_AIM OF THE TASK_
Among the lines below, return each one that contains the word "ffffff".

::::

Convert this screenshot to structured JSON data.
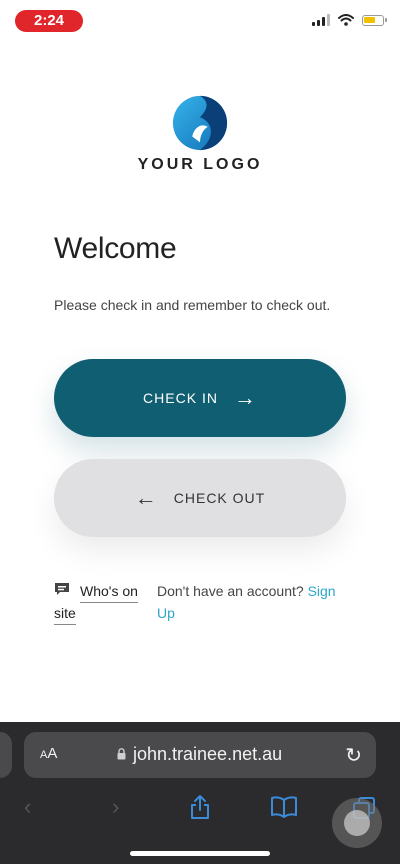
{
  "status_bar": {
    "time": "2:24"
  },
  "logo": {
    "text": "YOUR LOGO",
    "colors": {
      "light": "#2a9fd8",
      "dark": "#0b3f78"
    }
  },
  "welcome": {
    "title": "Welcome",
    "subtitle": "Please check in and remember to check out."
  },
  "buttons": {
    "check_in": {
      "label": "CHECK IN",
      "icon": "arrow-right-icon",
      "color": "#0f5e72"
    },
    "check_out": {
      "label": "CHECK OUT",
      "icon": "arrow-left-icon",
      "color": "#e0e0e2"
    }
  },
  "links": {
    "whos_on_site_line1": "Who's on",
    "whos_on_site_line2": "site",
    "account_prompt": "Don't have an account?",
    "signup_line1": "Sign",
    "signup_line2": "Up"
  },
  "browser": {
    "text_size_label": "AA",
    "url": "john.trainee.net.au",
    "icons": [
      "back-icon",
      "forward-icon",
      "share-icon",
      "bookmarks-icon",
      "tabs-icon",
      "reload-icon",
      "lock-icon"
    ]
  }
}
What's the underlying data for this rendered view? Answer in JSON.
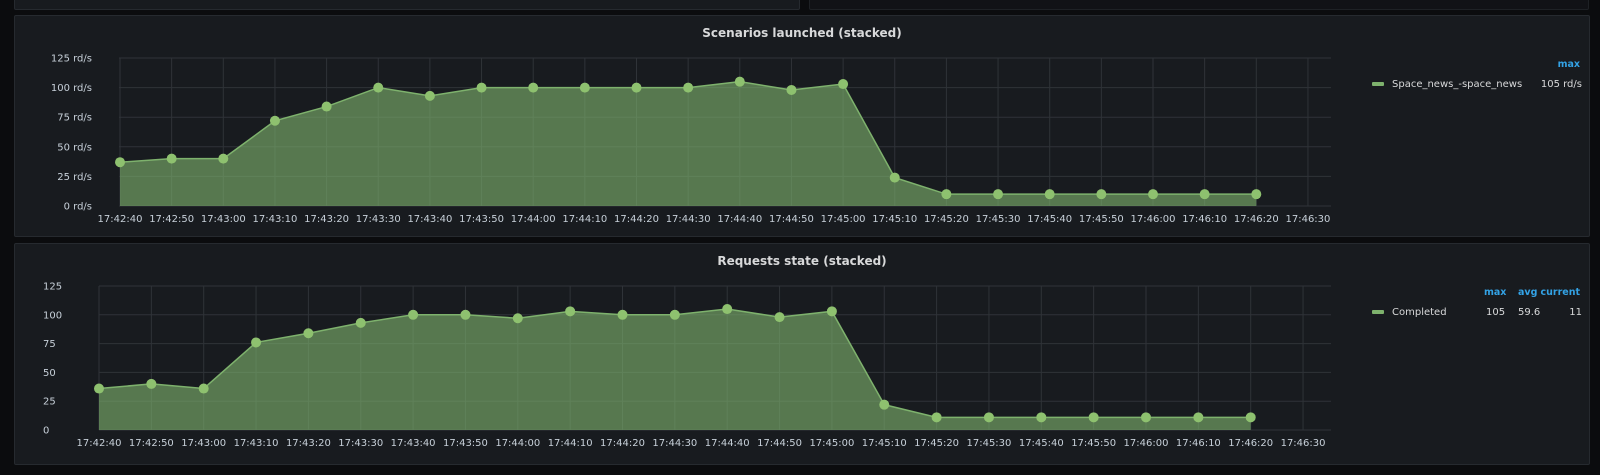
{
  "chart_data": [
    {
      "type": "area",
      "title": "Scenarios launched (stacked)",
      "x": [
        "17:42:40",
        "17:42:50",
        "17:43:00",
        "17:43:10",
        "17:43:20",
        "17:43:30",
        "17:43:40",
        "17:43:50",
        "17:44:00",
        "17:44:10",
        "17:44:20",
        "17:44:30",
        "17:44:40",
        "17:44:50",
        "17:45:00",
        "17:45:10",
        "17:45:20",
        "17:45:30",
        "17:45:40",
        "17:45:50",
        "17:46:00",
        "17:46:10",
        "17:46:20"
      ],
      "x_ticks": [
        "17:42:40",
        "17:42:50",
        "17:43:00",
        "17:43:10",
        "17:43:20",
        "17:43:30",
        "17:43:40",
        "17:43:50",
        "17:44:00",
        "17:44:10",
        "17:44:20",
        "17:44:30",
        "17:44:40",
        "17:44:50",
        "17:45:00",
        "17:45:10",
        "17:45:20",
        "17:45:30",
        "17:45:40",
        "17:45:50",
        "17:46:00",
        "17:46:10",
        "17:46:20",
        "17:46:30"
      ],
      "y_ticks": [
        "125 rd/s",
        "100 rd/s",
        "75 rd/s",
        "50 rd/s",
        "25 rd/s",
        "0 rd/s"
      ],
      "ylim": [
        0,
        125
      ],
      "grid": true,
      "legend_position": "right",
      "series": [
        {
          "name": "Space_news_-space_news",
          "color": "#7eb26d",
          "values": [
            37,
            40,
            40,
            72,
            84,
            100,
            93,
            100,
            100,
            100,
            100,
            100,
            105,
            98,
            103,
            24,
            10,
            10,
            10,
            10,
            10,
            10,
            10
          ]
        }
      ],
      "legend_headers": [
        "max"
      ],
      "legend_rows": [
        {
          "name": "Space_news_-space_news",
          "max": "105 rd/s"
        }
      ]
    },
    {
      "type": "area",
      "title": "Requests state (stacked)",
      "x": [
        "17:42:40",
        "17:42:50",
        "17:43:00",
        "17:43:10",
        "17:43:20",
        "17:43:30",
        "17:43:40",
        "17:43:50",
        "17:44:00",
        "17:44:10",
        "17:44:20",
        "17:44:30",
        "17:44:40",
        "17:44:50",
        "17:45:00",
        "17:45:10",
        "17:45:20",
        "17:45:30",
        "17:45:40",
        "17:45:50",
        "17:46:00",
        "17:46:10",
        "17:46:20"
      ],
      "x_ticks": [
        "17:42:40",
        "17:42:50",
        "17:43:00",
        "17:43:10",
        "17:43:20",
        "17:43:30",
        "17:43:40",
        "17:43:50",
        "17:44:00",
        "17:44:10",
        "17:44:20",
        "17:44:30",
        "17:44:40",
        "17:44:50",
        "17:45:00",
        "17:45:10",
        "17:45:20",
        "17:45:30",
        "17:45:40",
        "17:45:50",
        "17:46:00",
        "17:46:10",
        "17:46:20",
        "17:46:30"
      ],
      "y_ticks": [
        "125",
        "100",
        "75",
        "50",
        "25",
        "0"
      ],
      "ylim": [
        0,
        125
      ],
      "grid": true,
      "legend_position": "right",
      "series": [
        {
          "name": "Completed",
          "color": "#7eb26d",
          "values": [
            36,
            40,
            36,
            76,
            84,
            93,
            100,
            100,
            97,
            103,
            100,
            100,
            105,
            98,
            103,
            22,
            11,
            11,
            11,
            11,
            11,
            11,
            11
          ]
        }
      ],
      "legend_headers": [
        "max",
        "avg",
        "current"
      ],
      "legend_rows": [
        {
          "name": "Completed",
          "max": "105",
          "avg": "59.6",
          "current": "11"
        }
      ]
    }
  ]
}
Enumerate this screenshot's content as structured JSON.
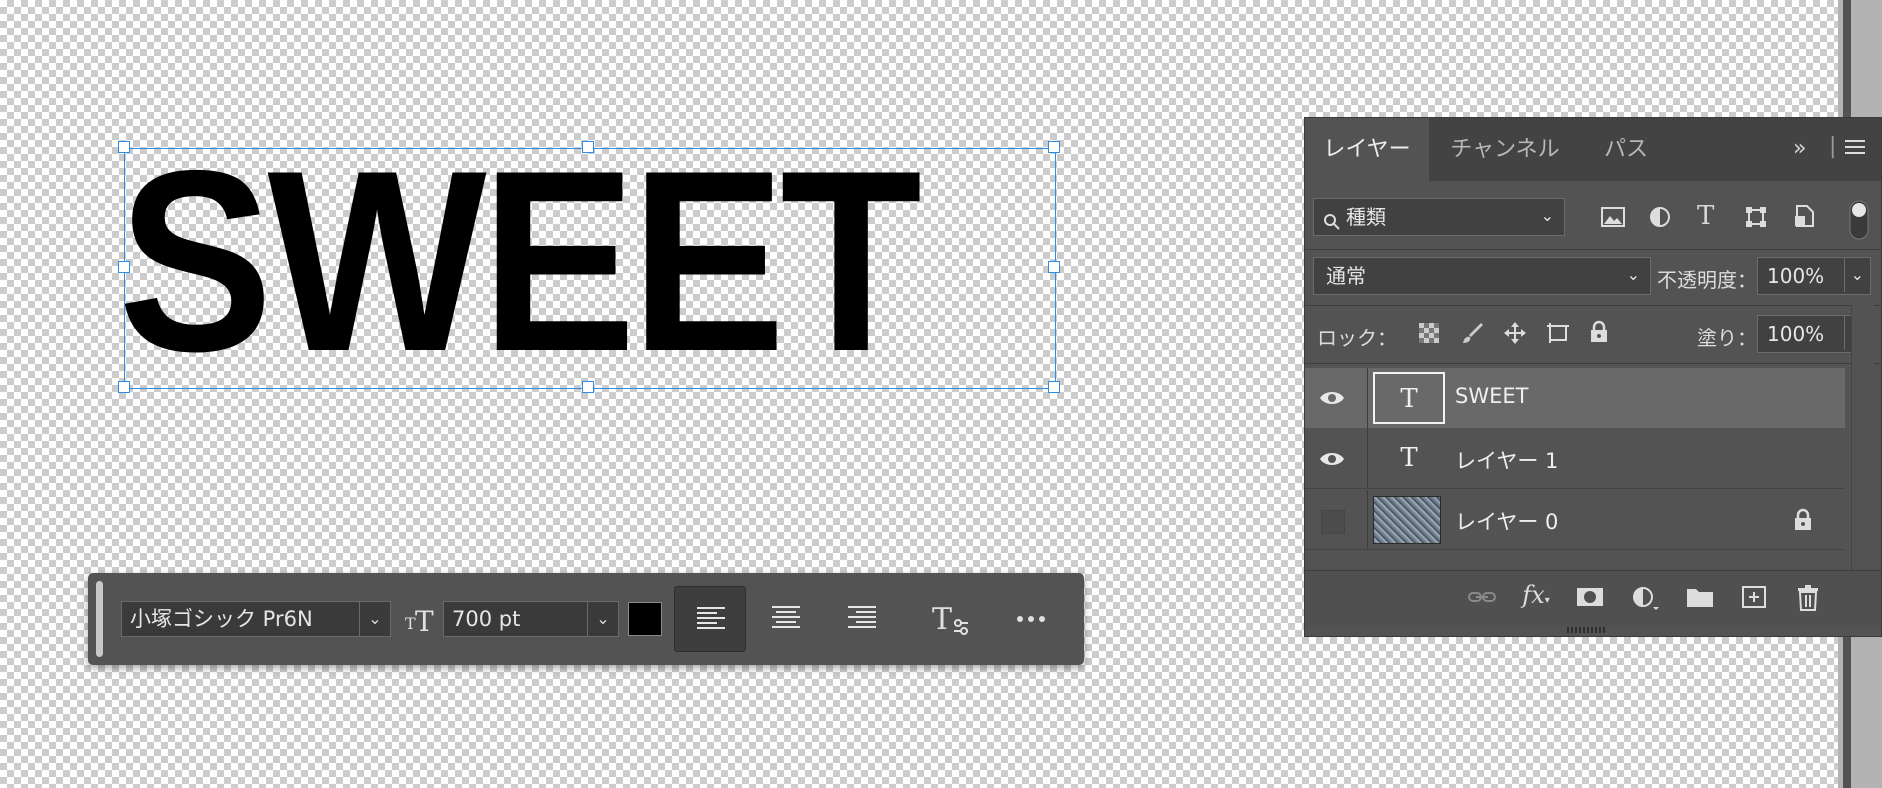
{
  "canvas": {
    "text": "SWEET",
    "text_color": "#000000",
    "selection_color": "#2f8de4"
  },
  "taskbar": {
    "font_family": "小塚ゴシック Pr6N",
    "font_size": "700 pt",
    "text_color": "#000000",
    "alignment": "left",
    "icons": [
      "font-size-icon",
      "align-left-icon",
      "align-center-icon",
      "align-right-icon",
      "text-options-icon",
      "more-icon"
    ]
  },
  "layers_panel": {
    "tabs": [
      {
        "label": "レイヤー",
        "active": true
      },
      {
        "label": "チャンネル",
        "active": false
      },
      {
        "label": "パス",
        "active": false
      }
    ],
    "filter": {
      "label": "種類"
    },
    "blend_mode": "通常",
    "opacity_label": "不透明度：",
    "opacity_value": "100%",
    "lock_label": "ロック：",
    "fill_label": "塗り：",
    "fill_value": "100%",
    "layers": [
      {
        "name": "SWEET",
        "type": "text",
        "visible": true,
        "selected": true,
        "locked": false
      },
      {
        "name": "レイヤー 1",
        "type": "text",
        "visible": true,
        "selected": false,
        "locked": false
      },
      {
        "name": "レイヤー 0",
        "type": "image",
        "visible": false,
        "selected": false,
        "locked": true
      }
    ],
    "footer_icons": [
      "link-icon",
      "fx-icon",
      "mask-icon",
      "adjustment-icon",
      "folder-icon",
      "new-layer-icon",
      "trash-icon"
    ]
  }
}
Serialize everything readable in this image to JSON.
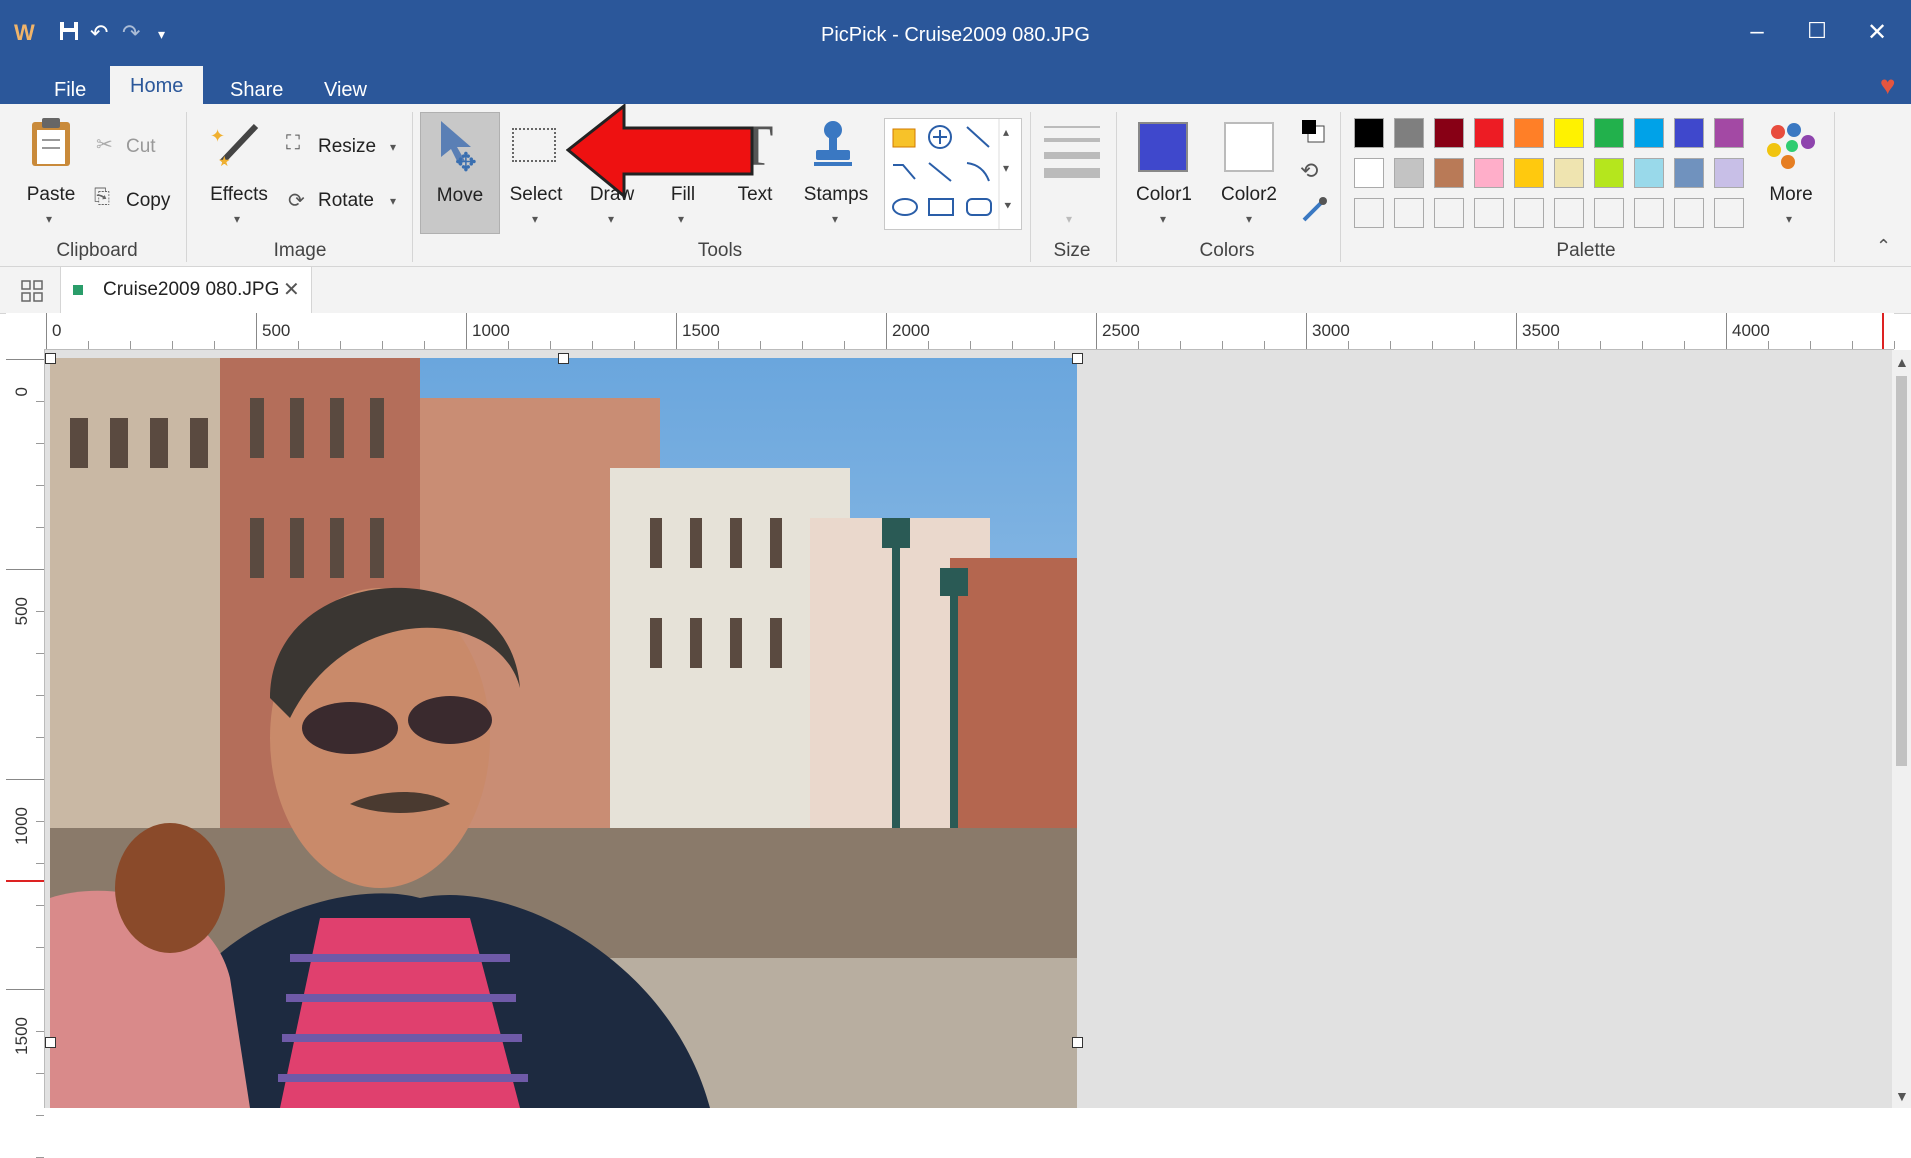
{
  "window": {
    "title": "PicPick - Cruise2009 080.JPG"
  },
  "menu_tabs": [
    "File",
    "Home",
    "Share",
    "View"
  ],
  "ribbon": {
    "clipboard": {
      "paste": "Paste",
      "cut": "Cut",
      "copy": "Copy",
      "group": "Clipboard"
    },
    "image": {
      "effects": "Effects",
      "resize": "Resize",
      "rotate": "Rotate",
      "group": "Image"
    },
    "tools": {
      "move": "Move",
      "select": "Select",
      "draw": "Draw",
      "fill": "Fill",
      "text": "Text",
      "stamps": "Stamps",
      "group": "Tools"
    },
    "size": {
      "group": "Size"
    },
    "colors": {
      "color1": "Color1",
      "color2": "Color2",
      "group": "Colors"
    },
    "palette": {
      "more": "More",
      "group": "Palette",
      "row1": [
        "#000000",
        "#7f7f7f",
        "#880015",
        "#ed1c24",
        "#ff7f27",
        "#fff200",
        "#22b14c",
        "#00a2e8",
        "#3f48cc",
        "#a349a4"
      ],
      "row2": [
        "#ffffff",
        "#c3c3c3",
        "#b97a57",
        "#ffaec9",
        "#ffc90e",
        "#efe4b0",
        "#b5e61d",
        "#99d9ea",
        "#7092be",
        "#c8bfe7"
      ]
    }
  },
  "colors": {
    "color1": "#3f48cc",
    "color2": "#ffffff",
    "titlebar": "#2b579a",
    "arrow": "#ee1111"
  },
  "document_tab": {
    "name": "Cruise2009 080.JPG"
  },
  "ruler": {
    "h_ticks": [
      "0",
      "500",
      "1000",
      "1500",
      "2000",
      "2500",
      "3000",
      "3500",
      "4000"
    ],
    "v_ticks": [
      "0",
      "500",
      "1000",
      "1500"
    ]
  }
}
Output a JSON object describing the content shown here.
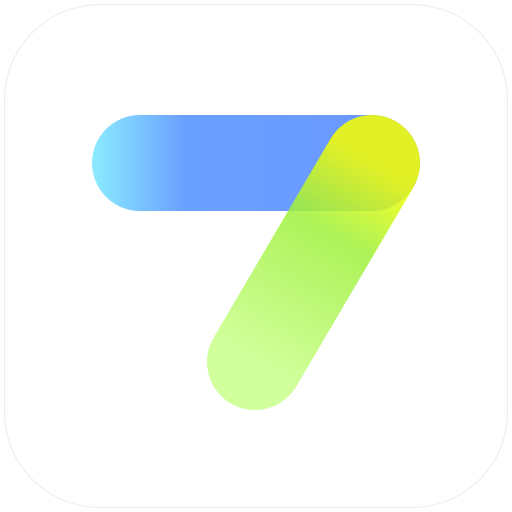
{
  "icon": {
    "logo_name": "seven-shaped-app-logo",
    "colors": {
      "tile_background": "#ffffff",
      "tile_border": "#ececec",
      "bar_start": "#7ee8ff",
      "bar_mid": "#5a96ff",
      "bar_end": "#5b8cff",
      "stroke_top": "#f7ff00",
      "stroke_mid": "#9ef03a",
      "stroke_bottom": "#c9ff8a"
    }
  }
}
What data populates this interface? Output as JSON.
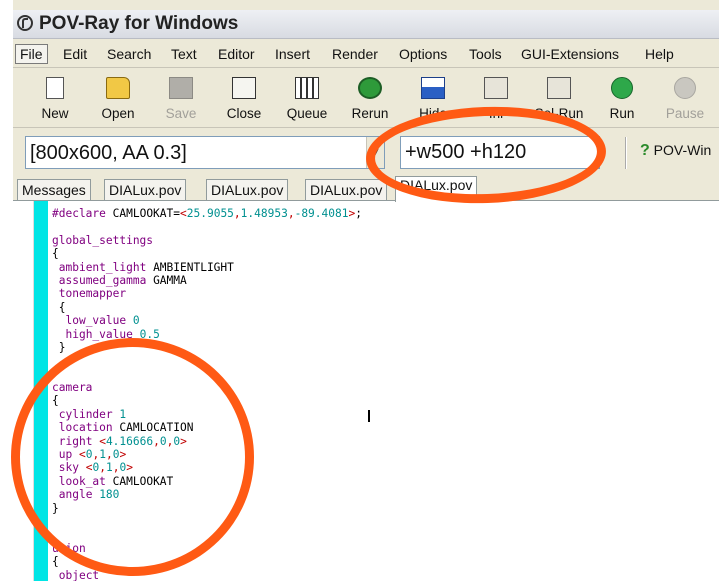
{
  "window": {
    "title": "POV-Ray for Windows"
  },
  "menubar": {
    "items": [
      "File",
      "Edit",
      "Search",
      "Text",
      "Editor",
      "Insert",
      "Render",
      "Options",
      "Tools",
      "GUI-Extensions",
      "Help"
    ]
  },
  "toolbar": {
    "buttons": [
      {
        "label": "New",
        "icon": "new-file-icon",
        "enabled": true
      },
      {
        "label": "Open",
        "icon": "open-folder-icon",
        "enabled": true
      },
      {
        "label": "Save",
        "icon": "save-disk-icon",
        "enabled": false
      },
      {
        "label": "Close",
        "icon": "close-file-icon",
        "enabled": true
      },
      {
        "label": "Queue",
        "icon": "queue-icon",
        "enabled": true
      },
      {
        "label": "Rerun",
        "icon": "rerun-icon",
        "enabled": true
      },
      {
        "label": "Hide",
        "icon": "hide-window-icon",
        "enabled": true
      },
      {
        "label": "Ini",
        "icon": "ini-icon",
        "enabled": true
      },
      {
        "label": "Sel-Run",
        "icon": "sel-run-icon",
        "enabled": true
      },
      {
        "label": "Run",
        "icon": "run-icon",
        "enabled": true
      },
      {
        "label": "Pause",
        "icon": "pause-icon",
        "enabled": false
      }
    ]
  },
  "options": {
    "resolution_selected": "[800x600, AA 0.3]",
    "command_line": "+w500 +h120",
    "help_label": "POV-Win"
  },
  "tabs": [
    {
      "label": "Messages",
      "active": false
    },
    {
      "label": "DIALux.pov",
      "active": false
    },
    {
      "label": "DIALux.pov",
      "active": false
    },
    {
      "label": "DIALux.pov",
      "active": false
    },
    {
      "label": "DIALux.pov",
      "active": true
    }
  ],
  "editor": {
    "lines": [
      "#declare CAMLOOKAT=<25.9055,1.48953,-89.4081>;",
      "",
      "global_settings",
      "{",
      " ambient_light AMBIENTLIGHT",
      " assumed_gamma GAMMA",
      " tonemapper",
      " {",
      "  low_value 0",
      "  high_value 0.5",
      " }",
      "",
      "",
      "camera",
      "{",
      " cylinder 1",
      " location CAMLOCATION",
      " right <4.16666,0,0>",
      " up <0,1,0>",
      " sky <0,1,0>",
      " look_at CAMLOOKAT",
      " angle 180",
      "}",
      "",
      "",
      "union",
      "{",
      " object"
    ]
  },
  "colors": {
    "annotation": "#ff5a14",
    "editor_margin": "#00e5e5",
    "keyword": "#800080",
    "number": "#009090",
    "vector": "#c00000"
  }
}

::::

_TASK OUTPUT_
        "#ffffff",
    "color2": "#ffffff",
      "tile_background": "#ffffff",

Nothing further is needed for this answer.